Travelling home from Glasgow on a May day our train climbs Highland mountains frosted with snow. The sun has visited here, but not yet enough to melt the ice of a long, deep winter. I am reminded of the Winter of Discontent in 1979. Dissatisfaction with government policies to manage inflation and freeze pay led to huge public unrest. Staff in key public services, including ambulance staff and refuse collectors, went on strike. The Labour government struggled for survival and was supplanted later that year by the Conservative party and Margaret Thatcher, the first female Prime Minister in the UK.
This year we have had another long winter, with rumblings of dissatisfaction from the electorate. The UK has been led since 2007 by Gordon Brown, a Scot who was not elected by the public but came into Prime Ministerial office after a decade as Chancellor. This was a man who did not have the presidential charisma of his predecessor Tony Blair. A hard working, highly intelligent man, but not one who always found it easy to say the words people wanted to hear. On becoming Prime Minister he was handed both the leadership crown of his kingdom and the poisoned chalice of a history he had helped to write.
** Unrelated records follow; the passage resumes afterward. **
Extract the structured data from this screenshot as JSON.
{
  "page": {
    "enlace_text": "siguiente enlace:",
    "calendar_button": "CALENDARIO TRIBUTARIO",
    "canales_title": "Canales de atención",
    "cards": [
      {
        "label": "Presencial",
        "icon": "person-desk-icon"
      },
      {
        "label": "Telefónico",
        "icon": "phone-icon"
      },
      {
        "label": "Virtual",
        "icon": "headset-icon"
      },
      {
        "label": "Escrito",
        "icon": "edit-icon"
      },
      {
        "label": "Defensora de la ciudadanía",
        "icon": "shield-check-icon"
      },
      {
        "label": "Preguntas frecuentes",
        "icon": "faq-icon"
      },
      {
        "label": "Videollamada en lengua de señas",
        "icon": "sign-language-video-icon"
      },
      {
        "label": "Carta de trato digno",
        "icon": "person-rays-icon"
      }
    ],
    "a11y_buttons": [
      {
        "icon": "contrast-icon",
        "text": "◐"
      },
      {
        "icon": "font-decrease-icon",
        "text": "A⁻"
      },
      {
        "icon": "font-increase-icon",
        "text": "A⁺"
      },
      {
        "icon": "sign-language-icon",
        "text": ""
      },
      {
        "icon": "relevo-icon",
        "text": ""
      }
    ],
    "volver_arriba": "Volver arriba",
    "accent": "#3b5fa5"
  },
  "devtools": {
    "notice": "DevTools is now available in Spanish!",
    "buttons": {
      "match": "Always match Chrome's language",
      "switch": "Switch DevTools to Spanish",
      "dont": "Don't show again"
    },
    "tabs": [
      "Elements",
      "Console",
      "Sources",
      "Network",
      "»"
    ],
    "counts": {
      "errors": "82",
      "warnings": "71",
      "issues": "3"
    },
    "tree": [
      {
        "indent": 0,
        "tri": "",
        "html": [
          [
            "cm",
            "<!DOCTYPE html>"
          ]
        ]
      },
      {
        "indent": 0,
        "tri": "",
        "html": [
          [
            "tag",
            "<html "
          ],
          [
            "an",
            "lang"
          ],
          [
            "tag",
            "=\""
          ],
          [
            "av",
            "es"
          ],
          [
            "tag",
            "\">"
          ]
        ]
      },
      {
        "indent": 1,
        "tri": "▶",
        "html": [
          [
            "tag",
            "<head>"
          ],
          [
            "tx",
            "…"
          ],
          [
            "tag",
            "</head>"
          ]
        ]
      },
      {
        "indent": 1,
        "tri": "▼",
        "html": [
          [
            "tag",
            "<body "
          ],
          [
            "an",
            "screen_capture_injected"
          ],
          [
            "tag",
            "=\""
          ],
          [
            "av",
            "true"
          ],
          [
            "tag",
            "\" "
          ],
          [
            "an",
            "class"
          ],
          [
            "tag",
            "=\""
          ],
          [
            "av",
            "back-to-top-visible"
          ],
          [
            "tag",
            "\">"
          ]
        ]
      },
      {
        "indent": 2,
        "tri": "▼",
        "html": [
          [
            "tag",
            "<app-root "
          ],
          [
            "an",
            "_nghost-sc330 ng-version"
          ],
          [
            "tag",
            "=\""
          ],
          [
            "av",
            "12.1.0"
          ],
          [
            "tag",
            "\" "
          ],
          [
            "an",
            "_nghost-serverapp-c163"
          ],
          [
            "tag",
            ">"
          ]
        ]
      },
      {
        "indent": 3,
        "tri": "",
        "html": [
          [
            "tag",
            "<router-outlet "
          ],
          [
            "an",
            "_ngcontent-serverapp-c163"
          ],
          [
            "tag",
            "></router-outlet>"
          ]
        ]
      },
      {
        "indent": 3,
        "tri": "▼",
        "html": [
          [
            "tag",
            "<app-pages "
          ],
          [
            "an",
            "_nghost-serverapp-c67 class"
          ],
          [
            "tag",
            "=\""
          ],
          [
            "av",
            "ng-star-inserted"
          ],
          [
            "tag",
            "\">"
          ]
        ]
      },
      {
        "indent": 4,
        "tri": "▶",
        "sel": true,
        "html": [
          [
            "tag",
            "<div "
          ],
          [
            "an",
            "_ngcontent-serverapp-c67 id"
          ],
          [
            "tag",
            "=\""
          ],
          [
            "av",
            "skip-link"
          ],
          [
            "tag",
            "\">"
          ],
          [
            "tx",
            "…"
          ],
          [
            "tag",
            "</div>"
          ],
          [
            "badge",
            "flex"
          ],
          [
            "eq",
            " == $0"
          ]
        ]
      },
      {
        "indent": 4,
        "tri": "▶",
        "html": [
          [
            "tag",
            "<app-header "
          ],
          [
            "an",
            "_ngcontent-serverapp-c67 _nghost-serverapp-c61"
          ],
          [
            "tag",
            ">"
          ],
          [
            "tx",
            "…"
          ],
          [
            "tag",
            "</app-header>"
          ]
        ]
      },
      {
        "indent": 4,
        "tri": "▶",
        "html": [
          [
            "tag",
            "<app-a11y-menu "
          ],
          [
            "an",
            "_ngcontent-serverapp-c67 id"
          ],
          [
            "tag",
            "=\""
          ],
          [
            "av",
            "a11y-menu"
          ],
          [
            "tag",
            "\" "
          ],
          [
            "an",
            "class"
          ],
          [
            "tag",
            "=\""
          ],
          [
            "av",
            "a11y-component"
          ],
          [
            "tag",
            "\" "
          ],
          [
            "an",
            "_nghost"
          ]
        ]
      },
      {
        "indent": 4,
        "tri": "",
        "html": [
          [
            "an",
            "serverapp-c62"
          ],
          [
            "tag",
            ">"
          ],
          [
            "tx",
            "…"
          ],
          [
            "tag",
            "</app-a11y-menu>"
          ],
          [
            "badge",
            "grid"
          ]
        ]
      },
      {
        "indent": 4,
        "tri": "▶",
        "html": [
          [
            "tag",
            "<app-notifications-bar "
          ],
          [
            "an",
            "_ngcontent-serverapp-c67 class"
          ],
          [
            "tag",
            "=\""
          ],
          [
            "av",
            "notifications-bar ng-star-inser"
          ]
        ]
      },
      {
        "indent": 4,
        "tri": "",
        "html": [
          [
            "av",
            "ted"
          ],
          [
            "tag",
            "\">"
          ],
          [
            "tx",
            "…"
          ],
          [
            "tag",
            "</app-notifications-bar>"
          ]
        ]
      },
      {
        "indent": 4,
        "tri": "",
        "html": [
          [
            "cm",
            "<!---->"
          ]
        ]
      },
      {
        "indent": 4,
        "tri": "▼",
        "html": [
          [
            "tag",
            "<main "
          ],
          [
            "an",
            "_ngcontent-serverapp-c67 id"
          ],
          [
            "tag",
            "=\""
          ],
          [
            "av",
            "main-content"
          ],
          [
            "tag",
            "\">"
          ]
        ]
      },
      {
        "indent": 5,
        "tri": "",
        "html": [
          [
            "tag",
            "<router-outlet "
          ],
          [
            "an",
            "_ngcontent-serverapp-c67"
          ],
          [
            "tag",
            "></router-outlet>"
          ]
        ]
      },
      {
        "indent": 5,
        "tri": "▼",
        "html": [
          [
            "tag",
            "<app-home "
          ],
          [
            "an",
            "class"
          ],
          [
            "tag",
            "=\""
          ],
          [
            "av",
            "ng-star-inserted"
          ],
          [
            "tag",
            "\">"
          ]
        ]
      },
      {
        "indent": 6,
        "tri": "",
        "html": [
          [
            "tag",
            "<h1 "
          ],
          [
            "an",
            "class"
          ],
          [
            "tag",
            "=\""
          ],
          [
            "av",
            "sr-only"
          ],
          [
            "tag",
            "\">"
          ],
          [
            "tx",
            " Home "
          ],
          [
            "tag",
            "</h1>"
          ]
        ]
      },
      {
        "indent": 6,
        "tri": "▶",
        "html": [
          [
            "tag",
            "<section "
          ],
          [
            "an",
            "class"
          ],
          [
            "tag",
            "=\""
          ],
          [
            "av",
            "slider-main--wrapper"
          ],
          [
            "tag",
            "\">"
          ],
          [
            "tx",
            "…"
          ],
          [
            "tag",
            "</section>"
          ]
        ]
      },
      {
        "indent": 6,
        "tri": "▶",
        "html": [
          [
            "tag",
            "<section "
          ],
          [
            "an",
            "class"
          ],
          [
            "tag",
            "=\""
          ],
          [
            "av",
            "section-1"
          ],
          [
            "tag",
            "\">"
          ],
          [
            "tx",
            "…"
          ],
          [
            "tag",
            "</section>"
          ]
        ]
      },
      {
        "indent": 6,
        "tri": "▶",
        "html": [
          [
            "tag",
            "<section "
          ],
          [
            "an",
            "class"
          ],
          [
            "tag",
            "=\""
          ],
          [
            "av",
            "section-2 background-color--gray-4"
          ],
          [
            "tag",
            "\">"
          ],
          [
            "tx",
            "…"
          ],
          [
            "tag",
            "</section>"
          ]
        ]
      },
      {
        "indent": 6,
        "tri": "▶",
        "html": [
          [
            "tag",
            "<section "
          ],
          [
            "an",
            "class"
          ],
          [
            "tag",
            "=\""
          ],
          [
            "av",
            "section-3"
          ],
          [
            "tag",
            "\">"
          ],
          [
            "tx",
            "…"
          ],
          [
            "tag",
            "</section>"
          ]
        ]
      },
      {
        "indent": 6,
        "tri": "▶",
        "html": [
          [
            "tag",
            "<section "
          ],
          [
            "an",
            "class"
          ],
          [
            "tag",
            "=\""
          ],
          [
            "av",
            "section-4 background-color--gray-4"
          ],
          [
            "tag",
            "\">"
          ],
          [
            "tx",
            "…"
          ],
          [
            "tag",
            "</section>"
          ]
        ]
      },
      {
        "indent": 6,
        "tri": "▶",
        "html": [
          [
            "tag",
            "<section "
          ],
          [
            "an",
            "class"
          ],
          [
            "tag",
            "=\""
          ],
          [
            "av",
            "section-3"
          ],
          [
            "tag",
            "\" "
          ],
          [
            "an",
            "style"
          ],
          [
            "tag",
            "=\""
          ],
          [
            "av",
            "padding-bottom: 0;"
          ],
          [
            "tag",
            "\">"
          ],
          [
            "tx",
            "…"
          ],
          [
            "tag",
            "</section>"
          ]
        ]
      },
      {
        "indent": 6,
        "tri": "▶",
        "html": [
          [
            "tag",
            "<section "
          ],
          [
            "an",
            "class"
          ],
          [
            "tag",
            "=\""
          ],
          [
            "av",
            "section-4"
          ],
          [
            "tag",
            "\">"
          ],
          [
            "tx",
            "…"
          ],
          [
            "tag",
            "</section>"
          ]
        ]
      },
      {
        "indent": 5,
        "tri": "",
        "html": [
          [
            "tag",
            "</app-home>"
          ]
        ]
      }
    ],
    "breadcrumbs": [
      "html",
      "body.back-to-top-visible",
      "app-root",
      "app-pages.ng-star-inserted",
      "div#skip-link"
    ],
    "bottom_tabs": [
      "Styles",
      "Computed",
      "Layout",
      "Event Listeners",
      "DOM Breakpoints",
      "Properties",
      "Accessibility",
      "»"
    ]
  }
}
Scotland did not vote for the Conservatives in the recent General Election. The Scottish people’s votes were for Labour who gained 41 seats. The Liberal Democrats, whose star had seemed to shine so bright before the election, gained 11 seats. The Scottish National Party (SNP) gained 6 seats and the Conservatives only one. So Scotland would appear to have said no to David Cameron, the new UK Prime Minister who is leading a coalition with the Liberal Democrats into unknown territories.
The UK hung parliament has forced political parties to engage, negotiate, talk to rather than at each other. The election was preceded by 3 televised debates between party leaders – a seemingly new and innovative initiative, for surly it was risky for all concerned for them to have to talk directly to each other...
Nick Clegg, the Liberal Democrat leader whose party held the balance of power has been dubbed “Kingmaker” during recent negotiations with both Conservatives and Labour. He has negotiated an alliance which includes his new title of Deputy Prime Minister and several Liberal Democrats, including Danny Alexander as Scottish Secretary, in the Cabinet. Will the coming years see a merging of parties of different colours and persuasions as they learn to talk and work together? Or will we see, as has often happened historically after a hung parliament, unrest and frequent changes in leadership and government? A Scotland ruled largely by a party it did not elect may look for more devolved powers, independence and a return to its own kingmaking.